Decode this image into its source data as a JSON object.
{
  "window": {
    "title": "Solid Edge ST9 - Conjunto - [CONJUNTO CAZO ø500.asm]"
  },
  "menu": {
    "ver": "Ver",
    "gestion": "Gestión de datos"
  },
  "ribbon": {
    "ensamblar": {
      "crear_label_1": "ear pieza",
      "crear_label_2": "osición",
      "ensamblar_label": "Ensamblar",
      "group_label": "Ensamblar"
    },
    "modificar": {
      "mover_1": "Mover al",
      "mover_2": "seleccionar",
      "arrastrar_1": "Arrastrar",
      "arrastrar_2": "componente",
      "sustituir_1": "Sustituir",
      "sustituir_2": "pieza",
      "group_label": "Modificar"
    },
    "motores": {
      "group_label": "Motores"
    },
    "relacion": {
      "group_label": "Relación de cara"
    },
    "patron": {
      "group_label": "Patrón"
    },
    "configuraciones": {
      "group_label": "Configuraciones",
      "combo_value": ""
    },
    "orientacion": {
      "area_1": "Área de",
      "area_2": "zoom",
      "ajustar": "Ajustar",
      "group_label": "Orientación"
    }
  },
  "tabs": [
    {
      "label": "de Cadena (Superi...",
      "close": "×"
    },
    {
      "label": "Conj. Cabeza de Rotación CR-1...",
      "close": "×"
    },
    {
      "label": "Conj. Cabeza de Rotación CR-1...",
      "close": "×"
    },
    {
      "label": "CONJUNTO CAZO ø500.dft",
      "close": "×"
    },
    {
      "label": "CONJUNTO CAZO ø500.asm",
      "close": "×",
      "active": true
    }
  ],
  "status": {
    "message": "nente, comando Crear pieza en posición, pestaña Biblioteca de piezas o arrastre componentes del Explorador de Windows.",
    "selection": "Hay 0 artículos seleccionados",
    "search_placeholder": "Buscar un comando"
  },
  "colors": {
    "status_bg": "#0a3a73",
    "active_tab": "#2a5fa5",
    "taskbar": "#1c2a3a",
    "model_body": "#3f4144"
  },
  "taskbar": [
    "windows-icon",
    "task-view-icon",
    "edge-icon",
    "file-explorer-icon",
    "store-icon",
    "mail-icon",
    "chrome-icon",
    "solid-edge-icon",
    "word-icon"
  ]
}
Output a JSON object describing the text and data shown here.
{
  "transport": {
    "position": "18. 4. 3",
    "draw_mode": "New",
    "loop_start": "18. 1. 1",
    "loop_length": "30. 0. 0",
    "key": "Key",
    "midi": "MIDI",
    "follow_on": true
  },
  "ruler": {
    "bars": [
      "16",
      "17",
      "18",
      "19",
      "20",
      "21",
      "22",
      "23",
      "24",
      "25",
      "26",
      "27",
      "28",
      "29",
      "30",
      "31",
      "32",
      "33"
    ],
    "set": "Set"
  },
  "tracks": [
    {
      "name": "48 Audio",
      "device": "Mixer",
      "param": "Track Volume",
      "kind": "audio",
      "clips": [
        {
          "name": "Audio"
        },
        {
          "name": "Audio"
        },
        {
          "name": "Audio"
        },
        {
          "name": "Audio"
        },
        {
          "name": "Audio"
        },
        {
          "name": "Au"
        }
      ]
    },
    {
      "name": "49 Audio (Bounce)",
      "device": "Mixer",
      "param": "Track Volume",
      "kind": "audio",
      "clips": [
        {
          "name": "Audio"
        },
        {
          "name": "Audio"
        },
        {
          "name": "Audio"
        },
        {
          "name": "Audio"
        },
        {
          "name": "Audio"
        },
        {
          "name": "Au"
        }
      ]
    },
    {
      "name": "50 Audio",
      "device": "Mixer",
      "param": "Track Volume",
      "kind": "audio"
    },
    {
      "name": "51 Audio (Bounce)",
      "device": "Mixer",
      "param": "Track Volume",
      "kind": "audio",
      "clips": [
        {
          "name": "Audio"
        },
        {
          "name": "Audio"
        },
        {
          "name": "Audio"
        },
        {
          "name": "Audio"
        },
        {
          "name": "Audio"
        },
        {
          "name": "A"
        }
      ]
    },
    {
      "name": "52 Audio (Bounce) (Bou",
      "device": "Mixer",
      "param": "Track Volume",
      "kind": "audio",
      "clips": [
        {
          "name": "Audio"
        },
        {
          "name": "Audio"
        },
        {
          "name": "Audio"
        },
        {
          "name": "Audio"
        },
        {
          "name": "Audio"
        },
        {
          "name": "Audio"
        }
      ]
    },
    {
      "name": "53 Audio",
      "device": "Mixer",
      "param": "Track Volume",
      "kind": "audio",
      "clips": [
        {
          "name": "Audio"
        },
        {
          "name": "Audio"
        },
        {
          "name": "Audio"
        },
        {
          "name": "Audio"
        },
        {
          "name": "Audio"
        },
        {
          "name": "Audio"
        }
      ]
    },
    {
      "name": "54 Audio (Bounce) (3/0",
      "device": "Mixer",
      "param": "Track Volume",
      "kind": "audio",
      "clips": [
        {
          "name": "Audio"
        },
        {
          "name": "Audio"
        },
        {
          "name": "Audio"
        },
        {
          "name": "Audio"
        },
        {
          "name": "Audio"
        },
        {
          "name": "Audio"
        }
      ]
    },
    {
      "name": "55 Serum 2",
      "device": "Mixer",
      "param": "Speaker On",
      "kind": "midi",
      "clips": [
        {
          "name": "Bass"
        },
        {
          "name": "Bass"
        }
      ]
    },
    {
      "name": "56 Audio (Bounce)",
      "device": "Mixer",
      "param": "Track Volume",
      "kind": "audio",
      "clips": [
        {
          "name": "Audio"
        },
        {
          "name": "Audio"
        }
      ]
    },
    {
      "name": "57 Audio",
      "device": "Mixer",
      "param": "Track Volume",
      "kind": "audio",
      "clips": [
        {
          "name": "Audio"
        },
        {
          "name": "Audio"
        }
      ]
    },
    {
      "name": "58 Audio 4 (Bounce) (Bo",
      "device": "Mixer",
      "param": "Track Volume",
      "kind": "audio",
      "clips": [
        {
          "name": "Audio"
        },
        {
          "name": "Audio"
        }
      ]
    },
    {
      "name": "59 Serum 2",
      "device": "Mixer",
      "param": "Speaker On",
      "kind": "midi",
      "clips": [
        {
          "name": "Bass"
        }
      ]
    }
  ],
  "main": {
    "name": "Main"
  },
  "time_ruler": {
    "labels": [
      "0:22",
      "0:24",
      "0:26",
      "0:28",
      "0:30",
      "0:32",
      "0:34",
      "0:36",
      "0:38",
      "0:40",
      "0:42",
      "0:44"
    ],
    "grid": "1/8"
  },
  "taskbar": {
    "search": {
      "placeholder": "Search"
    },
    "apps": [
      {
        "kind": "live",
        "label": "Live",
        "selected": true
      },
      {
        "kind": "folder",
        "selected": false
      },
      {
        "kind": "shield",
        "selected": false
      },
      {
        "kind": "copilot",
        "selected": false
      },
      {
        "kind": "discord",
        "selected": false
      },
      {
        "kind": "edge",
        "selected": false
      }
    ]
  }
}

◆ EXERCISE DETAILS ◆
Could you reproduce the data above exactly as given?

◆ WRITTEN ANSWER ◆
Decode this image into its source data as a JSON object.
{
  "window": {
    "title": "Solid Edge ST9 - Conjunto - [CONJUNTO CAZO ø500.asm]"
  },
  "menu": {
    "ver": "Ver",
    "gestion": "Gestión de datos"
  },
  "ribbon": {
    "ensamblar": {
      "crear_label_1": "ear pieza",
      "crear_label_2": "osición",
      "ensamblar_label": "Ensamblar",
      "group_label": "Ensamblar"
    },
    "modificar": {
      "mover_1": "Mover al",
      "mover_2": "seleccionar",
      "arrastrar_1": "Arrastrar",
      "arrastrar_2": "componente",
      "sustituir_1": "Sustituir",
      "sustituir_2": "pieza",
      "group_label": "Modificar"
    },
    "motores": {
      "group_label": "Motores"
    },
    "relacion": {
      "group_label": "Relación de cara"
    },
    "patron": {
      "group_label": "Patrón"
    },
    "configuraciones": {
      "group_label": "Configuraciones",
      "combo_value": ""
    },
    "orientacion": {
      "area_1": "Área de",
      "area_2": "zoom",
      "ajustar": "Ajustar",
      "group_label": "Orientación"
    }
  },
  "tabs": [
    {
      "label": "de Cadena (Superi...",
      "close": "×"
    },
    {
      "label": "Conj. Cabeza de Rotación CR-1...",
      "close": "×"
    },
    {
      "label": "Conj. Cabeza de Rotación CR-1...",
      "close": "×"
    },
    {
      "label": "CONJUNTO CAZO ø500.dft",
      "close": "×"
    },
    {
      "label": "CONJUNTO CAZO ø500.asm",
      "close": "×",
      "active": true
    }
  ],
  "status": {
    "message": "nente, comando Crear pieza en posición, pestaña Biblioteca de piezas o arrastre componentes del Explorador de Windows.",
    "selection": "Hay 0 artículos seleccionados",
    "search_placeholder": "Buscar un comando"
  },
  "colors": {
    "status_bg": "#0a3a73",
    "active_tab": "#2a5fa5",
    "taskbar": "#1c2a3a",
    "model_body": "#3f4144"
  },
  "taskbar": [
    "windows-icon",
    "task-view-icon",
    "edge-icon",
    "file-explorer-icon",
    "store-icon",
    "mail-icon",
    "chrome-icon",
    "solid-edge-icon",
    "word-icon"
  ]
}
Output a JSON object describing the text and data shown here.
{
  "transport": {
    "position": "18. 4. 3",
    "draw_mode": "New",
    "loop_start": "18. 1. 1",
    "loop_length": "30. 0. 0",
    "key": "Key",
    "midi": "MIDI",
    "follow_on": true
  },
  "ruler": {
    "bars": [
      "16",
      "17",
      "18",
      "19",
      "20",
      "21",
      "22",
      "23",
      "24",
      "25",
      "26",
      "27",
      "28",
      "29",
      "30",
      "31",
      "32",
      "33"
    ],
    "set": "Set"
  },
  "tracks": [
    {
      "name": "48 Audio",
      "device": "Mixer",
      "param": "Track Volume",
      "kind": "audio",
      "clips": [
        {
          "name": "Audio"
        },
        {
          "name": "Audio"
        },
        {
          "name": "Audio"
        },
        {
          "name": "Audio"
        },
        {
          "name": "Audio"
        },
        {
          "name": "Au"
        }
      ]
    },
    {
      "name": "49 Audio (Bounce)",
      "device": "Mixer",
      "param": "Track Volume",
      "kind": "audio",
      "clips": [
        {
          "name": "Audio"
        },
        {
          "name": "Audio"
        },
        {
          "name": "Audio"
        },
        {
          "name": "Audio"
        },
        {
          "name": "Audio"
        },
        {
          "name": "Au"
        }
      ]
    },
    {
      "name": "50 Audio",
      "device": "Mixer",
      "param": "Track Volume",
      "kind": "audio"
    },
    {
      "name": "51 Audio (Bounce)",
      "device": "Mixer",
      "param": "Track Volume",
      "kind": "audio",
      "clips": [
        {
          "name": "Audio"
        },
        {
          "name": "Audio"
        },
        {
          "name": "Audio"
        },
        {
          "name": "Audio"
        },
        {
          "name": "Audio"
        },
        {
          "name": "A"
        }
      ]
    },
    {
      "name": "52 Audio (Bounce) (Bou",
      "device": "Mixer",
      "param": "Track Volume",
      "kind": "audio",
      "clips": [
        {
          "name": "Audio"
        },
        {
          "name": "Audio"
        },
        {
          "name": "Audio"
        },
        {
          "name": "Audio"
        },
        {
          "name": "Audio"
        },
        {
          "name": "Audio"
        }
      ]
    },
    {
      "name": "53 Audio",
      "device": "Mixer",
      "param": "Track Volume",
      "kind": "audio",
      "clips": [
        {
          "name": "Audio"
        },
        {
          "name": "Audio"
        },
        {
          "name": "Audio"
        },
        {
          "name": "Audio"
        },
        {
          "name": "Audio"
        },
        {
          "name": "Audio"
        }
      ]
    },
    {
      "name": "54 Audio (Bounce) (3/0",
      "device": "Mixer",
      "param": "Track Volume",
      "kind": "audio",
      "clips": [
        {
          "name": "Audio"
        },
        {
          "name": "Audio"
        },
        {
          "name": "Audio"
        },
        {
          "name": "Audio"
        },
        {
          "name": "Audio"
        },
        {
          "name": "Audio"
        }
      ]
    },
    {
      "name": "55 Serum 2",
      "device": "Mixer",
      "param": "Speaker On",
      "kind": "midi",
      "clips": [
        {
          "name": "Bass"
        },
        {
          "name": "Bass"
        }
      ]
    },
    {
      "name": "56 Audio (Bounce)",
      "device": "Mixer",
      "param": "Track Volume",
      "kind": "audio",
      "clips": [
        {
          "name": "Audio"
        },
        {
          "name": "Audio"
        }
      ]
    },
    {
      "name": "57 Audio",
      "device": "Mixer",
      "param": "Track Volume",
      "kind": "audio",
      "clips": [
        {
          "name": "Audio"
        },
        {
          "name": "Audio"
        }
      ]
    },
    {
      "name": "58 Audio 4 (Bounce) (Bo",
      "device": "Mixer",
      "param": "Track Volume",
      "kind": "audio",
      "clips": [
        {
          "name": "Audio"
        },
        {
          "name": "Audio"
        }
      ]
    },
    {
      "name": "59 Serum 2",
      "device": "Mixer",
      "param": "Speaker On",
      "kind": "midi",
      "clips": [
        {
          "name": "Bass"
        }
      ]
    }
  ],
  "main": {
    "name": "Main"
  },
  "time_ruler": {
    "labels": [
      "0:22",
      "0:24",
      "0:26",
      "0:28",
      "0:30",
      "0:32",
      "0:34",
      "0:36",
      "0:38",
      "0:40",
      "0:42",
      "0:44"
    ],
    "grid": "1/8"
  },
  "taskbar": {
    "search": {
      "placeholder": "Search"
    },
    "apps": [
      {
        "kind": "live",
        "label": "Live",
        "selected": true
      },
      {
        "kind": "folder",
        "selected": false
      },
      {
        "kind": "shield",
        "selected": false
      },
      {
        "kind": "copilot",
        "selected": false
      },
      {
        "kind": "discord",
        "selected": false
      },
      {
        "kind": "edge",
        "selected": false
      }
    ]
  }
}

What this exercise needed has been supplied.